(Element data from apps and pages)
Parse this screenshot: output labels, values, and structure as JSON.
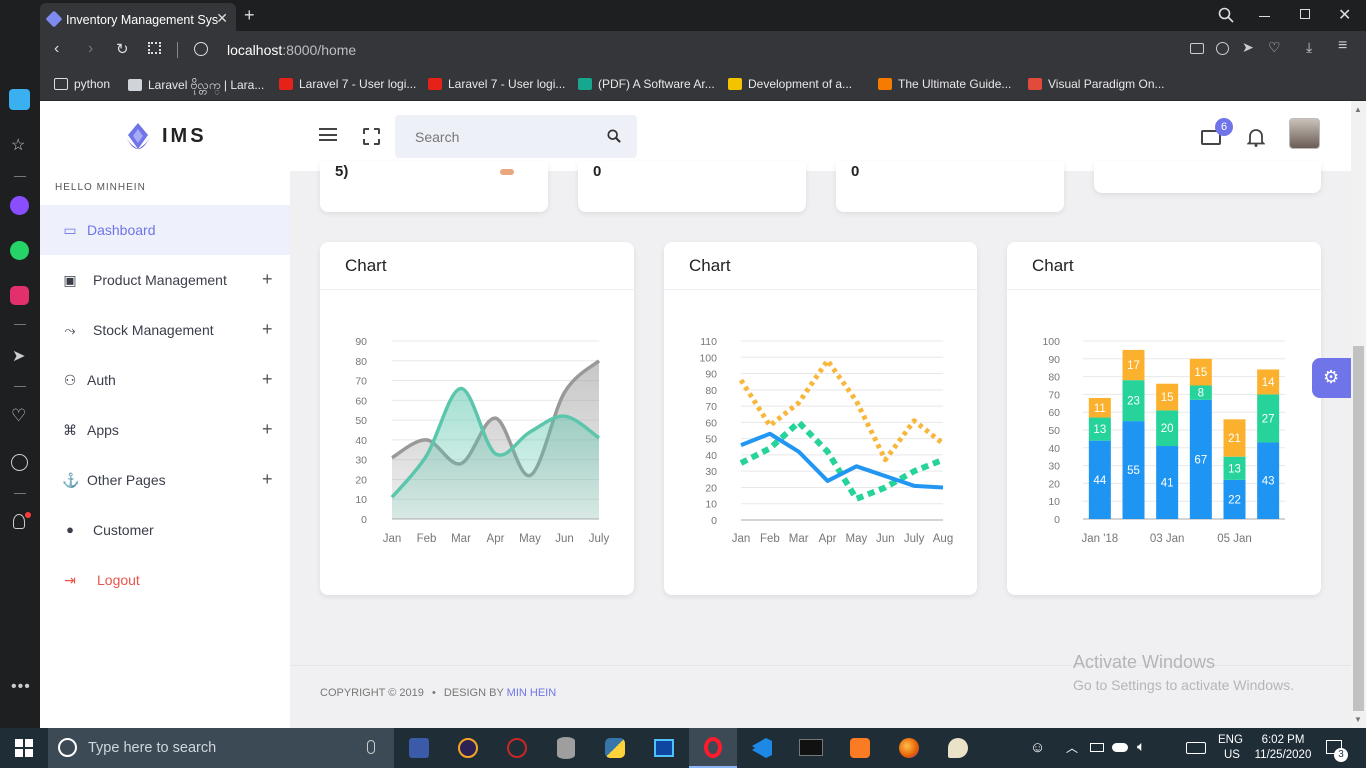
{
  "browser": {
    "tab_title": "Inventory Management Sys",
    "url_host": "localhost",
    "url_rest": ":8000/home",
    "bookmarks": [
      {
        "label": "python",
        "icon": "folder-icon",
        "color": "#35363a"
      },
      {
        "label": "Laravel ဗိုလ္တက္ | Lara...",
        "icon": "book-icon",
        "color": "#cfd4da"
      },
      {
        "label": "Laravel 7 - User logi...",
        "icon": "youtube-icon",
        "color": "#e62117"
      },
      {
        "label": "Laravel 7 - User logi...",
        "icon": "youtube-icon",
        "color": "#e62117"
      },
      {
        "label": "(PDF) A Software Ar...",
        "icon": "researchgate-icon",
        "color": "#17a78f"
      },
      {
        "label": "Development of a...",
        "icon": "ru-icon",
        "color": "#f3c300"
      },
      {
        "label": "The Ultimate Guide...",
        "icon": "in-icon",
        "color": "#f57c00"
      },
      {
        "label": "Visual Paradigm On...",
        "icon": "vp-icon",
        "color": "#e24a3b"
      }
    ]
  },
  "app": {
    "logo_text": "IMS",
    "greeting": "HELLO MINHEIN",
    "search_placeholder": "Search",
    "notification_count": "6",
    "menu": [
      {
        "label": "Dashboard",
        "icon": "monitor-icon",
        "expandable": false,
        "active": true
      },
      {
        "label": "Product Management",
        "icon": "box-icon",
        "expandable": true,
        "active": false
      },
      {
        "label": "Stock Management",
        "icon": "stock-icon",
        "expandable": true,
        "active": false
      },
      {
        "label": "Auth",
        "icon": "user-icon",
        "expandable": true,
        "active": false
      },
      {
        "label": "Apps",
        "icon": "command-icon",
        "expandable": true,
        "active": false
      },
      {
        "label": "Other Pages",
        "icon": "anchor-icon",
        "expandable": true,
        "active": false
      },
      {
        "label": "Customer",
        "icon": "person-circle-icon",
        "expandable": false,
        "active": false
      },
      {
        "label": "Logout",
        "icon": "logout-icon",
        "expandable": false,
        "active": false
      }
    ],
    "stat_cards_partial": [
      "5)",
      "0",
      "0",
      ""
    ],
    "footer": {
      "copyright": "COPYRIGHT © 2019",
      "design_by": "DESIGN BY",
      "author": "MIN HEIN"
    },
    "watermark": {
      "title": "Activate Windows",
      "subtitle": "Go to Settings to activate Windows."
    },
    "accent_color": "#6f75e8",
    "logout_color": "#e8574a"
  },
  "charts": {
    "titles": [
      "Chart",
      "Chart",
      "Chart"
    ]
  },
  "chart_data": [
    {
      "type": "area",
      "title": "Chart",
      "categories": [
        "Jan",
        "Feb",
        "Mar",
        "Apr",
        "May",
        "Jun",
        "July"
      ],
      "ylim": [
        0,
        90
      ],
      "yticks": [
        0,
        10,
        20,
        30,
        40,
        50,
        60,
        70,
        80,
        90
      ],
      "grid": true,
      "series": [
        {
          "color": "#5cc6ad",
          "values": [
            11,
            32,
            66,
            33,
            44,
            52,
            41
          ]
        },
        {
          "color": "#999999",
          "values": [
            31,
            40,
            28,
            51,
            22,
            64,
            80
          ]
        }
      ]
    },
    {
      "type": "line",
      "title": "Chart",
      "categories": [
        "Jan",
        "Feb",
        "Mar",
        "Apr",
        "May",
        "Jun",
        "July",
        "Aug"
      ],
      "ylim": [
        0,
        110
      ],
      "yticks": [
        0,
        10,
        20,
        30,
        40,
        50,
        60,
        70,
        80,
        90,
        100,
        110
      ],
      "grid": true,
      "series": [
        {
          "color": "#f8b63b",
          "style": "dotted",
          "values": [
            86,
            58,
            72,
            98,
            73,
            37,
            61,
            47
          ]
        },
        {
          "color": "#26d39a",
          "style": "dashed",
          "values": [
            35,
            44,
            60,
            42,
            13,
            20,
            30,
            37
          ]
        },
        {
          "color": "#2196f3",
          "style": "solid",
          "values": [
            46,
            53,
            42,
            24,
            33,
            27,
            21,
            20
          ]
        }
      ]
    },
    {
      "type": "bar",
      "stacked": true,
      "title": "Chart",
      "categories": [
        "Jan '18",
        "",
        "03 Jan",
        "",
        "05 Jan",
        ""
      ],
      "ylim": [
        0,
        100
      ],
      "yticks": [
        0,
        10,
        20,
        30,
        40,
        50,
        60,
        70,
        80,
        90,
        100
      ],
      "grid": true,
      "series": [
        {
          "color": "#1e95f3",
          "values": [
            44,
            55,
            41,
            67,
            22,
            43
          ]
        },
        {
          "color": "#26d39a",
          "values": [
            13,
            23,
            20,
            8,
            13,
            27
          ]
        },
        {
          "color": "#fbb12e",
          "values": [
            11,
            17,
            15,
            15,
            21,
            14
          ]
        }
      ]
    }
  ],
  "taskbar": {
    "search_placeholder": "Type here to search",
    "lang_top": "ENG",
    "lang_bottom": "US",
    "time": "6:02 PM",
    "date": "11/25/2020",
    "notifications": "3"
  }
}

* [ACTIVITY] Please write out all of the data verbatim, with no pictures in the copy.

* [WRITTEN REPLY]
Parse this screenshot: output labels, values, and structure as JSON.
{
  "browser": {
    "tab_title": "Inventory Management Sys",
    "url_host": "localhost",
    "url_rest": ":8000/home",
    "bookmarks": [
      {
        "label": "python",
        "icon": "folder-icon",
        "color": "#35363a"
      },
      {
        "label": "Laravel ဗိုလ္တက္ | Lara...",
        "icon": "book-icon",
        "color": "#cfd4da"
      },
      {
        "label": "Laravel 7 - User logi...",
        "icon": "youtube-icon",
        "color": "#e62117"
      },
      {
        "label": "Laravel 7 - User logi...",
        "icon": "youtube-icon",
        "color": "#e62117"
      },
      {
        "label": "(PDF) A Software Ar...",
        "icon": "researchgate-icon",
        "color": "#17a78f"
      },
      {
        "label": "Development of a...",
        "icon": "ru-icon",
        "color": "#f3c300"
      },
      {
        "label": "The Ultimate Guide...",
        "icon": "in-icon",
        "color": "#f57c00"
      },
      {
        "label": "Visual Paradigm On...",
        "icon": "vp-icon",
        "color": "#e24a3b"
      }
    ]
  },
  "app": {
    "logo_text": "IMS",
    "greeting": "HELLO MINHEIN",
    "search_placeholder": "Search",
    "notification_count": "6",
    "menu": [
      {
        "label": "Dashboard",
        "icon": "monitor-icon",
        "expandable": false,
        "active": true
      },
      {
        "label": "Product Management",
        "icon": "box-icon",
        "expandable": true,
        "active": false
      },
      {
        "label": "Stock Management",
        "icon": "stock-icon",
        "expandable": true,
        "active": false
      },
      {
        "label": "Auth",
        "icon": "user-icon",
        "expandable": true,
        "active": false
      },
      {
        "label": "Apps",
        "icon": "command-icon",
        "expandable": true,
        "active": false
      },
      {
        "label": "Other Pages",
        "icon": "anchor-icon",
        "expandable": true,
        "active": false
      },
      {
        "label": "Customer",
        "icon": "person-circle-icon",
        "expandable": false,
        "active": false
      },
      {
        "label": "Logout",
        "icon": "logout-icon",
        "expandable": false,
        "active": false
      }
    ],
    "stat_cards_partial": [
      "5)",
      "0",
      "0",
      ""
    ],
    "footer": {
      "copyright": "COPYRIGHT © 2019",
      "design_by": "DESIGN BY",
      "author": "MIN HEIN"
    },
    "watermark": {
      "title": "Activate Windows",
      "subtitle": "Go to Settings to activate Windows."
    },
    "accent_color": "#6f75e8",
    "logout_color": "#e8574a"
  },
  "charts": {
    "titles": [
      "Chart",
      "Chart",
      "Chart"
    ]
  },
  "chart_data": [
    {
      "type": "area",
      "title": "Chart",
      "categories": [
        "Jan",
        "Feb",
        "Mar",
        "Apr",
        "May",
        "Jun",
        "July"
      ],
      "ylim": [
        0,
        90
      ],
      "yticks": [
        0,
        10,
        20,
        30,
        40,
        50,
        60,
        70,
        80,
        90
      ],
      "grid": true,
      "series": [
        {
          "color": "#5cc6ad",
          "values": [
            11,
            32,
            66,
            33,
            44,
            52,
            41
          ]
        },
        {
          "color": "#999999",
          "values": [
            31,
            40,
            28,
            51,
            22,
            64,
            80
          ]
        }
      ]
    },
    {
      "type": "line",
      "title": "Chart",
      "categories": [
        "Jan",
        "Feb",
        "Mar",
        "Apr",
        "May",
        "Jun",
        "July",
        "Aug"
      ],
      "ylim": [
        0,
        110
      ],
      "yticks": [
        0,
        10,
        20,
        30,
        40,
        50,
        60,
        70,
        80,
        90,
        100,
        110
      ],
      "grid": true,
      "series": [
        {
          "color": "#f8b63b",
          "style": "dotted",
          "values": [
            86,
            58,
            72,
            98,
            73,
            37,
            61,
            47
          ]
        },
        {
          "color": "#26d39a",
          "style": "dashed",
          "values": [
            35,
            44,
            60,
            42,
            13,
            20,
            30,
            37
          ]
        },
        {
          "color": "#2196f3",
          "style": "solid",
          "values": [
            46,
            53,
            42,
            24,
            33,
            27,
            21,
            20
          ]
        }
      ]
    },
    {
      "type": "bar",
      "stacked": true,
      "title": "Chart",
      "categories": [
        "Jan '18",
        "",
        "03 Jan",
        "",
        "05 Jan",
        ""
      ],
      "ylim": [
        0,
        100
      ],
      "yticks": [
        0,
        10,
        20,
        30,
        40,
        50,
        60,
        70,
        80,
        90,
        100
      ],
      "grid": true,
      "series": [
        {
          "color": "#1e95f3",
          "values": [
            44,
            55,
            41,
            67,
            22,
            43
          ]
        },
        {
          "color": "#26d39a",
          "values": [
            13,
            23,
            20,
            8,
            13,
            27
          ]
        },
        {
          "color": "#fbb12e",
          "values": [
            11,
            17,
            15,
            15,
            21,
            14
          ]
        }
      ]
    }
  ],
  "taskbar": {
    "search_placeholder": "Type here to search",
    "lang_top": "ENG",
    "lang_bottom": "US",
    "time": "6:02 PM",
    "date": "11/25/2020",
    "notifications": "3"
  }
}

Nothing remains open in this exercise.